Humankind took a giant leap forward yesterday with our successful Christmas launch of the JWST. With it, we’ll be able to look further and farther back than ever before, nearly back to the birth of the universe. There’s still a lot that needs to go right for it to be functional, including unfurling correctly. This animation shows what we hope will happen as it sets itself upon its million-mile journey.
The Verge has had great coverage on the launch and what it means for scientific discovery.
In the last century, 85% of the world’s oyster reefs have vanished. And we’re only recently beginning to understand what that’s cost us: While they don’t look incredibly appealing from the shore, oysters are vital to bays and waterways around the world. A single oyster can filter up to 50 gallons of water every day. And over time, oysters form incredible reef structures that double as habitats for various species of fish, crabs, and other animals. In their absence, our coastlines have suffered.
Now, several projects from New York to the Gulf of Mexico and Bangladesh are aiming to bring the oysters back. Because not only are oysters vital ecosystems; they can also protect us from the rising oceans by acting as breakwaters, deflecting waves before they hit the shore. It won’t stop the seas from rising - but embracing living shorelines could help protect us from what’s to come.
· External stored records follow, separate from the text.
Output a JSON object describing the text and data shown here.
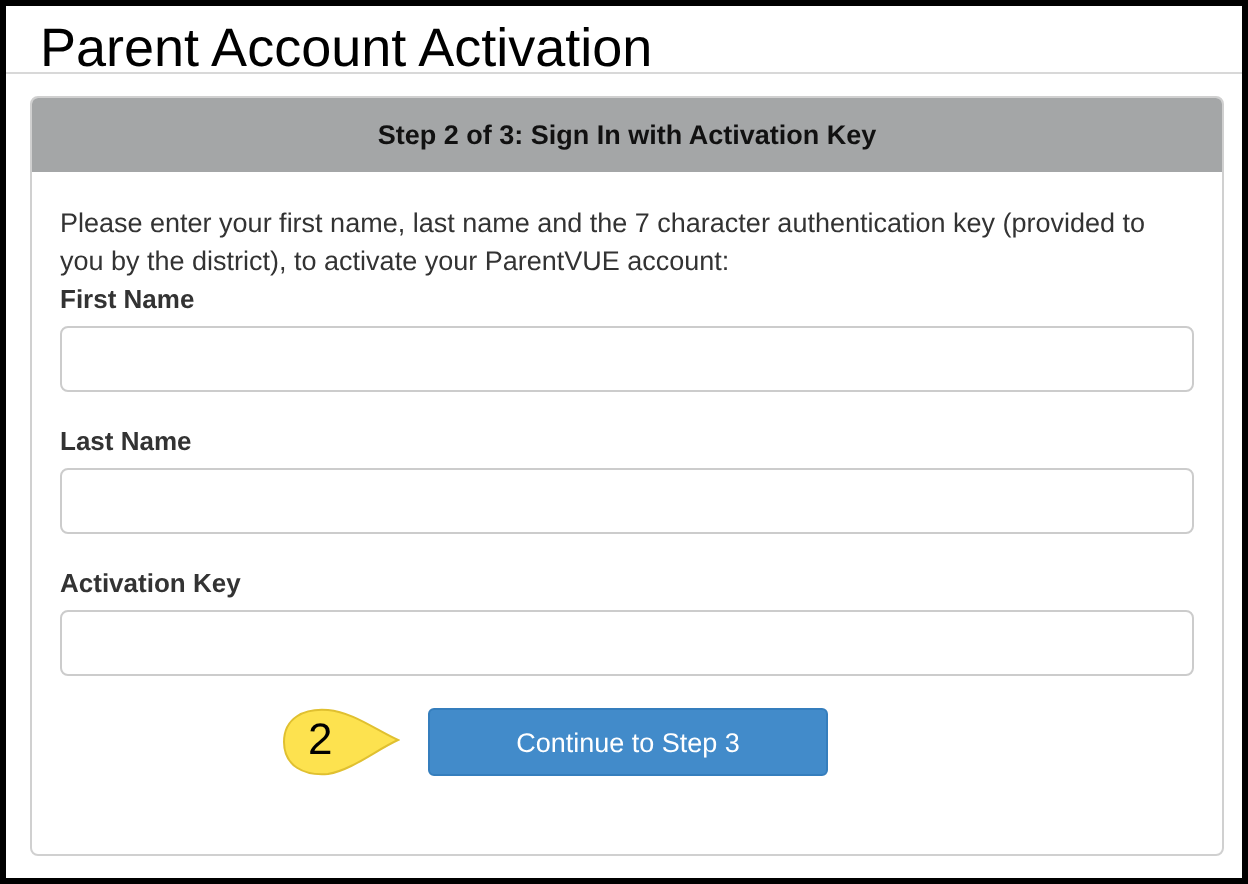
{
  "page": {
    "title": "Parent Account Activation"
  },
  "panel": {
    "heading": "Step 2 of 3: Sign In with Activation Key",
    "instructions": "Please enter your first name, last name and the 7 character authentication key (provided to you by the district), to activate your ParentVUE account:",
    "fields": [
      {
        "label": "First Name"
      },
      {
        "label": "Last Name"
      },
      {
        "label": "Activation Key"
      }
    ],
    "button": "Continue to Step 3"
  },
  "callout": {
    "label": "2"
  }
}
I shouldn’t be surprised, but I had no idea how functional oysters are!